    thank you for posting this, I think I have the same pattern saved in bookmarks under Miss Marple scarf. Either way, it’s a fabulous, very simple and very quick go-to pattern and just perfect for using up half-skeins, or those “singletons” : great yarns you only have one skein of, and want to knit up something really useful and noticeable.

    1. I like your strategy of using softer yarn around the neck and fancier yarn for the pointed ends. Sounds like a good way to use up smaller amounts of yarn!

  10. Oh, now I’m itching to try one of these. I love it! I have a little bit of two different colorways of Unforgettable; I wonder how it would look if I knit half with one color, and the second half with the other color. I’m too enamored with this yarn not to use it. 🙂

    1. Oh I think you could definitely come up with a nice design incorporating two different skiens of the Colorways Unforgettable yarn. Because it is somewhat self-striping, you could maybe break one yarn off at the end of a color area and attach the other. I think it would work!

  11. I was wondering about the needle size. Are they size 6 US or 6mm? I hope I am correct in assuming because you are in the U.S. that the needle size is US 6?
    I don’t have a lot of experience with knitting but I am hoping that this pattern will work out for me because I think this little scarf would be perfect Christmas gifts. Thank you for sharing your pattern 🙂

  12. Thank you for this pattern, I have been looking all over for a tutorial on this scarf after seeing my co-worker was wearing one a couple of years ago and I always wanted to make one , I have found two different ways to make this cute scarf! I will try yours soon. God bless you!

  13. I’ve done 1/2 dozen of these for friends and have received so many thank you”s I’ve lost count. Thank you so very much for this delightful pattern. Doris

    1. You’re welcome Doris! I have also found that these little scarves make quick and easy gifts for friends and family.

  14. Thank you for bringing this wonderful old pattern to light again — for me! My great aunt made me a scarf like this one when I was a teen ager, and I wore it many winters. Later I figured out how to make another for myself and for others. It has been a long time now, and I want to make some more just like it.

    1. Yes, this style of scarf is an oldie . . . but a goodie!
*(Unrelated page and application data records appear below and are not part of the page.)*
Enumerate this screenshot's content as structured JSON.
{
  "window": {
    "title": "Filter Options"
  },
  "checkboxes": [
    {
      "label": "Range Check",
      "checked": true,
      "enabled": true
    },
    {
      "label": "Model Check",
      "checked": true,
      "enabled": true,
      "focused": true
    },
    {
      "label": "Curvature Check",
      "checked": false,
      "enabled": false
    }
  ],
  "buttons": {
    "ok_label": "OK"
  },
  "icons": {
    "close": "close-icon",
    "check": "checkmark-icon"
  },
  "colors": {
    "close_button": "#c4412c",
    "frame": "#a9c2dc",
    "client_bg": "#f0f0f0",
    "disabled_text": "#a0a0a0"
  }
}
I’m glad I could share it with others who would like to make one 🙂

  15. Hi Bev, enjoyed you scarf pattern but I crochet. I tried a crochet pattern for similar style and was very frustrated. Am going to try to send you a picture from my iPad . It is a way to do this another way. Always look forward to see what you come up with. Kathy
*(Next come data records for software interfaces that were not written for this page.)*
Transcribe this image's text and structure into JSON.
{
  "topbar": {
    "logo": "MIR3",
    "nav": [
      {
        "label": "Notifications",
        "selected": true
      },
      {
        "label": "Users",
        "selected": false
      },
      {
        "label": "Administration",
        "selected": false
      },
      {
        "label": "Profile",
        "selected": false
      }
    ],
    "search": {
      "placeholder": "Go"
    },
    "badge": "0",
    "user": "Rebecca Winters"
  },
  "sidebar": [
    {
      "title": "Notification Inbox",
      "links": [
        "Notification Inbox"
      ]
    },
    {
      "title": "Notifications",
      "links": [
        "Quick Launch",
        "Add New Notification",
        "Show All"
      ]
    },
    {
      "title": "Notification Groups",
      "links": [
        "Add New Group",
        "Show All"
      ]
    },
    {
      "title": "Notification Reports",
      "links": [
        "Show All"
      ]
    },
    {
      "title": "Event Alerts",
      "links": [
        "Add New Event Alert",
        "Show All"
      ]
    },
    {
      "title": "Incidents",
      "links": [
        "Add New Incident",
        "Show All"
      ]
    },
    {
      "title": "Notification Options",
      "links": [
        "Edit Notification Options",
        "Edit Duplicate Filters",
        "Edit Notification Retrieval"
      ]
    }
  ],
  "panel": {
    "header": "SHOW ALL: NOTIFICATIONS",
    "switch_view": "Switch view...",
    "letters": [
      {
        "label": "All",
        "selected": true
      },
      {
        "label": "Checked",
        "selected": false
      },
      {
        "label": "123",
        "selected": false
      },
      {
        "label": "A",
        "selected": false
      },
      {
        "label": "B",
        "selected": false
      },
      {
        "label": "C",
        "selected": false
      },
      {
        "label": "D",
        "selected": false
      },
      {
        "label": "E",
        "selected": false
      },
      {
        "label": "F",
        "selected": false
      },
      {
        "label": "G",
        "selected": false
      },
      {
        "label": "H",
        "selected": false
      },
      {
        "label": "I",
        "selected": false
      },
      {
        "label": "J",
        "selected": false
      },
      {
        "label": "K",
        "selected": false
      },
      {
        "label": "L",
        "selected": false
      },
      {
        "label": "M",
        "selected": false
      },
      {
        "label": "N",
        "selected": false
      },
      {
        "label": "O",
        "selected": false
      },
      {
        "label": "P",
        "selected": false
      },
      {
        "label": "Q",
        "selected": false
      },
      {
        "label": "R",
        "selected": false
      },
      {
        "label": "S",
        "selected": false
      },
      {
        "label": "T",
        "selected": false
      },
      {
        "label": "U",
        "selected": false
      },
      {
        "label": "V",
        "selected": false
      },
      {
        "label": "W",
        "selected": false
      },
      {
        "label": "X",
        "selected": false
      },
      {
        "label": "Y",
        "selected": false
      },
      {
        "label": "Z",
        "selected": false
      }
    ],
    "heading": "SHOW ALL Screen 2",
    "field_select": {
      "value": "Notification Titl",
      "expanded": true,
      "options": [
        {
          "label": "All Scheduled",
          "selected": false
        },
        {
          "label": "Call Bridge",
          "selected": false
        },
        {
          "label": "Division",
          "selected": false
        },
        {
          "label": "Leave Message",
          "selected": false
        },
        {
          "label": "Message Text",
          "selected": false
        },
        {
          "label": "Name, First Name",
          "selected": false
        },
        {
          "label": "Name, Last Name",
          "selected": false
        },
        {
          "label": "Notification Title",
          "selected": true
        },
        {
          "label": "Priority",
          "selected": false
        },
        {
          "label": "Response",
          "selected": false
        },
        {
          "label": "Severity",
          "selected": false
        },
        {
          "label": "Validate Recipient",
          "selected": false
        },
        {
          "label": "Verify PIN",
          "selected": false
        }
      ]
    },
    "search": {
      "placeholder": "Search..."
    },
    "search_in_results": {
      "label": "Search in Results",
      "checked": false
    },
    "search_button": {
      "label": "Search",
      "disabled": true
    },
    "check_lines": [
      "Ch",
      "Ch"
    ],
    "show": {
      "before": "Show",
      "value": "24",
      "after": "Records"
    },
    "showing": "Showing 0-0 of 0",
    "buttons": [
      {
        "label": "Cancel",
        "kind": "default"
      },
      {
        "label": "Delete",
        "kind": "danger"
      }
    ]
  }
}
    1. Glad you are enjoying the blog Kathy! I’ve done some crocheting, but it’s been a while. Perhaps this type of scarf lends itself better to knitting because of the loop part of the pattern.

      1. Dear Beverly, many thanks for this wonderful pattern! Are the two “leaf”/”heart shapes” identical in size? It’s just that I was wondering whether the 2″ (2-inch) measurement for the straight section of the second leaf/heart shape (before reducing the stitches from 22 down to 2) is correct… Many thanks.

        1. I’ve been wondering the same thing! I knitted to the 22 stitches part, then started knitting an additional 24ish rows and it looks VERYYY different than the picture and it’s making me really worried. it’s like, way longer and doesn’t have the heart shape but instead has like, a diamond point, then a straight part. and especially because when you look at the “other half” of the scarf it doesn’t say knit 5 inches, it says around 2.75 inches. so…. not sure why the discrepancy. but I’m wondering if I need to frog the stitches I did before continuing to the loop part >.<